Wherever the string "JSON" appears in the entries below, return the line that holds it.

**Data for this exercise:**
┄┄┄┄┄┄
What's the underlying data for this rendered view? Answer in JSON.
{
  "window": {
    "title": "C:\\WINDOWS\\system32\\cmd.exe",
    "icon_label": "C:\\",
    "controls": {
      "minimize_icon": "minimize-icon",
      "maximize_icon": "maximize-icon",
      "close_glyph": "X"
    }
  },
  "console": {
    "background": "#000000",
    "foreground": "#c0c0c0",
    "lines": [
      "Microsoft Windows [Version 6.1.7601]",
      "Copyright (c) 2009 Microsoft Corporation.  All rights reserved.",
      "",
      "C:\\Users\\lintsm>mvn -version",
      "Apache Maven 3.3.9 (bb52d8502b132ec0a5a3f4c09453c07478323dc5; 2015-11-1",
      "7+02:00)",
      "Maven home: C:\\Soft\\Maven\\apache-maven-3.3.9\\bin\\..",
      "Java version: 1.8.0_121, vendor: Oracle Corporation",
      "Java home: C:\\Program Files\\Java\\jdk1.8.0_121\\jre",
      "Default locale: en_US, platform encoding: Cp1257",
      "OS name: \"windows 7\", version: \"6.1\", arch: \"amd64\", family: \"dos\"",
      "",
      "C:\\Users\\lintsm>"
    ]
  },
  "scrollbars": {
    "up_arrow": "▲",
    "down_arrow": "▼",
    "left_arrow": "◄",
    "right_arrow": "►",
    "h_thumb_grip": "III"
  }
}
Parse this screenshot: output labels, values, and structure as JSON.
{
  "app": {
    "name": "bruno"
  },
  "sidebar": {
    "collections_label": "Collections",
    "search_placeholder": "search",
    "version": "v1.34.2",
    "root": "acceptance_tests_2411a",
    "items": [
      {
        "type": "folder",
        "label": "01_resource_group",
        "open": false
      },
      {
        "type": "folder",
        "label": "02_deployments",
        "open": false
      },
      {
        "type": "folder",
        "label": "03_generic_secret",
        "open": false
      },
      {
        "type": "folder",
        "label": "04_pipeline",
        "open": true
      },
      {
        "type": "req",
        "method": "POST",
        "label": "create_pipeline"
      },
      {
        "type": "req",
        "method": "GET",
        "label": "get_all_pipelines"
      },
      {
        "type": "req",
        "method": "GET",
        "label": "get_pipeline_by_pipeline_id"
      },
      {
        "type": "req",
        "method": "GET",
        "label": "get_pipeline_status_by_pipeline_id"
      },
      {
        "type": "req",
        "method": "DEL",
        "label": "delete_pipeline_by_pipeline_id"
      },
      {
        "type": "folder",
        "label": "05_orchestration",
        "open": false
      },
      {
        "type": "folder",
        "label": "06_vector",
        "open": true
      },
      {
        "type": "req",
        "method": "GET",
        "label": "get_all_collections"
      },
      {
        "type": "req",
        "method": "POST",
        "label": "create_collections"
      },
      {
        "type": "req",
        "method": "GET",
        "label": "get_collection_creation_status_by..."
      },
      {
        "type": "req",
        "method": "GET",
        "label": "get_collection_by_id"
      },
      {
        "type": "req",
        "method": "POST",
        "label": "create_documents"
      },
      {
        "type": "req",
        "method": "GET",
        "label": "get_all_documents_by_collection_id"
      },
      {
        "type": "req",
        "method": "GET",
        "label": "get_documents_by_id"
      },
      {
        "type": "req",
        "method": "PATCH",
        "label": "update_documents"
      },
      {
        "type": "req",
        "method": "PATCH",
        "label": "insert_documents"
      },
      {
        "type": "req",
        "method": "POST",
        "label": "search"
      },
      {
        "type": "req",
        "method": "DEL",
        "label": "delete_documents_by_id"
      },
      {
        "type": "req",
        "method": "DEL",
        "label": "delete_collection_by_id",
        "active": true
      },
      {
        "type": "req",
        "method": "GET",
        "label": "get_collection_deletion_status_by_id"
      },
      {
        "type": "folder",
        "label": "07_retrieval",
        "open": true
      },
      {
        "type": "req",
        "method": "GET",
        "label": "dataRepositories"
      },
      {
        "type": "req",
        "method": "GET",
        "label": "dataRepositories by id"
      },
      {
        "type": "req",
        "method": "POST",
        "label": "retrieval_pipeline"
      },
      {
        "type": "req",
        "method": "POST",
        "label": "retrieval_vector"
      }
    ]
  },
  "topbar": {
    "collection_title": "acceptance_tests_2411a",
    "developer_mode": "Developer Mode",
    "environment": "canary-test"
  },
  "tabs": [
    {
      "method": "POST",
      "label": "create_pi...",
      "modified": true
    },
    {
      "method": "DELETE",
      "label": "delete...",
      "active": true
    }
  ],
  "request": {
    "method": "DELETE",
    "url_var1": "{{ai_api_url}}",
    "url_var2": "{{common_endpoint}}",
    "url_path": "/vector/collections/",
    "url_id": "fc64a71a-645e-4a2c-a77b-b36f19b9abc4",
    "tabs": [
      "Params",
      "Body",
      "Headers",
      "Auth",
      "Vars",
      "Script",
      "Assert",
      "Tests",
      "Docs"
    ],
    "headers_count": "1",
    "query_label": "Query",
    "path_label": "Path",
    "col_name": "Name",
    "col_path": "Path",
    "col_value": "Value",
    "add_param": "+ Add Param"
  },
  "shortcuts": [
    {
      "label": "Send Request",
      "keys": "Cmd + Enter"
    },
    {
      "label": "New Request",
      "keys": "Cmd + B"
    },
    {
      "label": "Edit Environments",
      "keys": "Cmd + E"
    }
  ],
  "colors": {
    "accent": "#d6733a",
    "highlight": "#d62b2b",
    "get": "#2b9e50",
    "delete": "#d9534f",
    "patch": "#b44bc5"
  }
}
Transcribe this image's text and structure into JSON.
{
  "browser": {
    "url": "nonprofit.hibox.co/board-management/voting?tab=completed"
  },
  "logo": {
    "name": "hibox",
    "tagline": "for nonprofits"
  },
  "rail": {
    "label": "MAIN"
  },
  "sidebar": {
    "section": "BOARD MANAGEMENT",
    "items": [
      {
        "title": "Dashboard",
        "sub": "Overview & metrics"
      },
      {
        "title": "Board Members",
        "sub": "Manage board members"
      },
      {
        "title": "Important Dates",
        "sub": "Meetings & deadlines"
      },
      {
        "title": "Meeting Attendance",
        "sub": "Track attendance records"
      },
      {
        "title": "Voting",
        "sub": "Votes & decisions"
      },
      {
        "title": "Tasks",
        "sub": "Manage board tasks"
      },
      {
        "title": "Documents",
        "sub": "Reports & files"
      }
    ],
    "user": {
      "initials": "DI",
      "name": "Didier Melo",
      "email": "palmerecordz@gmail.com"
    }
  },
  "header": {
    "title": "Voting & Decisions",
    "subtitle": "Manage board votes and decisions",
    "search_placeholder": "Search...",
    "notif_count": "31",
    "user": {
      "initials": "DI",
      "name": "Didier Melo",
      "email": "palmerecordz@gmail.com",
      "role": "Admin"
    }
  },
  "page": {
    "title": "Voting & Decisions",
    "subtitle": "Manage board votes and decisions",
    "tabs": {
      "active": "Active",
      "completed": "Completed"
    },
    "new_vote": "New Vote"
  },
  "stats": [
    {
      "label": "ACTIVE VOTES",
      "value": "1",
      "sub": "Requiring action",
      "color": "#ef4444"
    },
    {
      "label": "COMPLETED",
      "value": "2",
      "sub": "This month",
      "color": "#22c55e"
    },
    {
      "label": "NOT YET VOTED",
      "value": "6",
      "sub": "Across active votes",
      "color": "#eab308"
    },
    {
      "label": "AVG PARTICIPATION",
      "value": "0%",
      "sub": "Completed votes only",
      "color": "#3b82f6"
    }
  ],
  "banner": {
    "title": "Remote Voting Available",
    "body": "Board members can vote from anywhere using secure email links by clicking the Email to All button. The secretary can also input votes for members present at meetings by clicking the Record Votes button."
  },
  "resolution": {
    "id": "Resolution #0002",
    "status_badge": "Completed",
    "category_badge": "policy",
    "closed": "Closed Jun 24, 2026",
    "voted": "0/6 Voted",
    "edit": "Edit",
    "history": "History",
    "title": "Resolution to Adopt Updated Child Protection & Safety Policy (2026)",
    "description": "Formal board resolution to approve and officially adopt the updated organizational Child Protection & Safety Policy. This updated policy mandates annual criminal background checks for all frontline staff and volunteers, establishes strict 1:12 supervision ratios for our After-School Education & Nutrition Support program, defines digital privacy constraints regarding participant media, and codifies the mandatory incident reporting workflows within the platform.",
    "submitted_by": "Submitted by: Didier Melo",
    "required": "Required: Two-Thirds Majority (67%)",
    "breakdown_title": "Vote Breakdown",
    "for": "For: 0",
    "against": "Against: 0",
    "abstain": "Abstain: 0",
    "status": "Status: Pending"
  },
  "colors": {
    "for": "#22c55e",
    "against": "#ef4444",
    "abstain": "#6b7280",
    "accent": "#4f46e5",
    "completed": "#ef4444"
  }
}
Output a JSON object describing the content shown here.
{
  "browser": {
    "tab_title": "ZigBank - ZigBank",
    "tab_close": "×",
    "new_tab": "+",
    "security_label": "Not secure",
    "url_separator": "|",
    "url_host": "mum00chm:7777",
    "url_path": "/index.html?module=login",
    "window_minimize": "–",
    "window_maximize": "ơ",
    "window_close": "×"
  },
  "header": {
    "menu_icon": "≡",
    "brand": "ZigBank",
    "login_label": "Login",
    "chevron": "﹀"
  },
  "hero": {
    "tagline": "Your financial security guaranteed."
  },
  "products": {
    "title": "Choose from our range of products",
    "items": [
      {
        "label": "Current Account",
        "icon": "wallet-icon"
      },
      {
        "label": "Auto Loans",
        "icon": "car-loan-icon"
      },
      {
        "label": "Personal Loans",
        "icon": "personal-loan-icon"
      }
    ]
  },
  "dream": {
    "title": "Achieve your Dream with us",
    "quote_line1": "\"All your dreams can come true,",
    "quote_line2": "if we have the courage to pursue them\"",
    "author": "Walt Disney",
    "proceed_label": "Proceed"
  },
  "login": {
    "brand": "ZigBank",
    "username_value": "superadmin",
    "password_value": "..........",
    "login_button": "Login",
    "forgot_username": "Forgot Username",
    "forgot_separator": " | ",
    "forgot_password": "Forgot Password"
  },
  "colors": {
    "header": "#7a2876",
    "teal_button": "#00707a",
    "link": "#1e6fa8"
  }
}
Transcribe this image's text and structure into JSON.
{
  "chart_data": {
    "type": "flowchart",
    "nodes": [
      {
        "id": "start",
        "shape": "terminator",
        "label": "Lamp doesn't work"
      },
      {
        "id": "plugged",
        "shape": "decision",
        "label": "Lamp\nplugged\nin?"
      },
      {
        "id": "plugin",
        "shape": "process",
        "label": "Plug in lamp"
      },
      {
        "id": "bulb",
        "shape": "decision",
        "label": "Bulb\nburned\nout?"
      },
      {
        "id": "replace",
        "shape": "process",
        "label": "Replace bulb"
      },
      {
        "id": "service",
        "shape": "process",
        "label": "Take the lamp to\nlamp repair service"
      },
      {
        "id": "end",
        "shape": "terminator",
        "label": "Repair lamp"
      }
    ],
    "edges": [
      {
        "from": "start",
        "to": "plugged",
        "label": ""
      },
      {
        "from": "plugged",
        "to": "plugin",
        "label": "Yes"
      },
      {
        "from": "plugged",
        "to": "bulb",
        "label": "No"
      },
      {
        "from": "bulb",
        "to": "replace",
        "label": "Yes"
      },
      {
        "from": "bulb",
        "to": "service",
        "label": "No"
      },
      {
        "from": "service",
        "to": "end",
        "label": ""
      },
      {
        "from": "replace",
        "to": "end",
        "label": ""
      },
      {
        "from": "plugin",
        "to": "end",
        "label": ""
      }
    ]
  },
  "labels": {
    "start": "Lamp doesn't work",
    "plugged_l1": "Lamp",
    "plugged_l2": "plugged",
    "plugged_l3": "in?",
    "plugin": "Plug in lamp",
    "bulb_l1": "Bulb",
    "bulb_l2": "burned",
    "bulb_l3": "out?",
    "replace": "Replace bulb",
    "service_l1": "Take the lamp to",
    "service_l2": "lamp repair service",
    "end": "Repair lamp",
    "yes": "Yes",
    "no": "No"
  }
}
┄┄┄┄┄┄
**Written response:**
What's the underlying data for this rendered view? Answer in JSON.
Parse this screenshot: output labels, values, and structure as JSON.
Transcribe this image's text and structure into JSON.
Output a JSON object describing the content shown here.
Transcribe this image's text and structure into JSON.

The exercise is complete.